# About this exercise
Lines in the following data that contain the string "value" are to be counted. Report only their number.

# Supplied data
****************************************

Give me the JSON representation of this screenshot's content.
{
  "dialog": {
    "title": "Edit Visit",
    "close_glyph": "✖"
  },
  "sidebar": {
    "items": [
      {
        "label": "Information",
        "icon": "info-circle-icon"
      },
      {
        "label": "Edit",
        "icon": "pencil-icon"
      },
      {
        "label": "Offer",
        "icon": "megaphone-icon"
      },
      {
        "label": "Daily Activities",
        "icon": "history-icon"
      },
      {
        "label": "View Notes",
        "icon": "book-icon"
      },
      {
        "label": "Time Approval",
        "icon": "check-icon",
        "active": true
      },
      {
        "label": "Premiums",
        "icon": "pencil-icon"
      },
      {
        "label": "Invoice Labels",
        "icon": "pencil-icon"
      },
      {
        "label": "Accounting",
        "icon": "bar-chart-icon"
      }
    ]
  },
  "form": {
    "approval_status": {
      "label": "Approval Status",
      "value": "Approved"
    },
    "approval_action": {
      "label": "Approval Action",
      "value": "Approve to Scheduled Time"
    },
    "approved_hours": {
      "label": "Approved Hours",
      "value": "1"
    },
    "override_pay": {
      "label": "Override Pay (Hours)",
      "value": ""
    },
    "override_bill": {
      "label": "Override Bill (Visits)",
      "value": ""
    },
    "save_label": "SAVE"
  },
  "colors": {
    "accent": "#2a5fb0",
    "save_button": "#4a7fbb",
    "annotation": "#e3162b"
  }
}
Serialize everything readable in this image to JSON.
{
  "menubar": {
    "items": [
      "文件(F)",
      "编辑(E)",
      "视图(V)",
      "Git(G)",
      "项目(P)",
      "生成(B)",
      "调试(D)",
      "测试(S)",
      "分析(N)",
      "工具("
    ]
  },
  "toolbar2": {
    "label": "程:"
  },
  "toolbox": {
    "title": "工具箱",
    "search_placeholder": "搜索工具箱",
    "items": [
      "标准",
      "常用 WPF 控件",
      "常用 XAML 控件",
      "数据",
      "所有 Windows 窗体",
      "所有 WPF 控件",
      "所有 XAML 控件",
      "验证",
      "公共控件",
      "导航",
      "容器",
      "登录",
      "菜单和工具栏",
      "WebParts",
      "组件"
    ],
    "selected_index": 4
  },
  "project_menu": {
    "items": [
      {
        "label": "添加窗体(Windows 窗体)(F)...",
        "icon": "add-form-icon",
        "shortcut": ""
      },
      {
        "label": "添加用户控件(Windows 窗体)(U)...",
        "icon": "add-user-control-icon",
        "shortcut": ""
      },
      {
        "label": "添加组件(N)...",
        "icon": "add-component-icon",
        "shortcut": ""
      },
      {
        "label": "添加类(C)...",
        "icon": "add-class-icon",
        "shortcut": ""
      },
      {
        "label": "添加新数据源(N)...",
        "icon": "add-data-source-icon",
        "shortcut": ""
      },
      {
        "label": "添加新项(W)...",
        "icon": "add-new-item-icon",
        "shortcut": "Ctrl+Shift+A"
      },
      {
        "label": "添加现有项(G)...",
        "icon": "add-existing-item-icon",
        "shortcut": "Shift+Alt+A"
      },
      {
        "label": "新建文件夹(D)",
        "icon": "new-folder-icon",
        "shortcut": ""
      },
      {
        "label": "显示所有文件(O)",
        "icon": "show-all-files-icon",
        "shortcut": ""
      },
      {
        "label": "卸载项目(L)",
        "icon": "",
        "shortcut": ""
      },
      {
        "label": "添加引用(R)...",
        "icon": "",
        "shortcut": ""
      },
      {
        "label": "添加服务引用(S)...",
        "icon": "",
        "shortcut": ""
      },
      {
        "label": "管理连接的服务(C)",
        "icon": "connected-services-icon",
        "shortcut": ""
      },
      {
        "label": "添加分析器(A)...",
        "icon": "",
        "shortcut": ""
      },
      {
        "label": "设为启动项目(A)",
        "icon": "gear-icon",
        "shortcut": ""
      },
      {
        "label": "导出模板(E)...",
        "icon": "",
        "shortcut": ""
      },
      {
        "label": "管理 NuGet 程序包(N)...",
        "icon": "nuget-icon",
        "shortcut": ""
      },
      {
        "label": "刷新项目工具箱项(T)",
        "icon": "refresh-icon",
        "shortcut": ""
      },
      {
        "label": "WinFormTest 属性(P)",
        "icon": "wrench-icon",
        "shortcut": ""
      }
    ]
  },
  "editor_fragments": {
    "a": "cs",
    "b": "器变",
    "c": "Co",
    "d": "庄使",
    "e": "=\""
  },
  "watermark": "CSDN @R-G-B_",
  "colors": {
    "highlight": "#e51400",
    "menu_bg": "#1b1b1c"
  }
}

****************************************

# Result of this task
5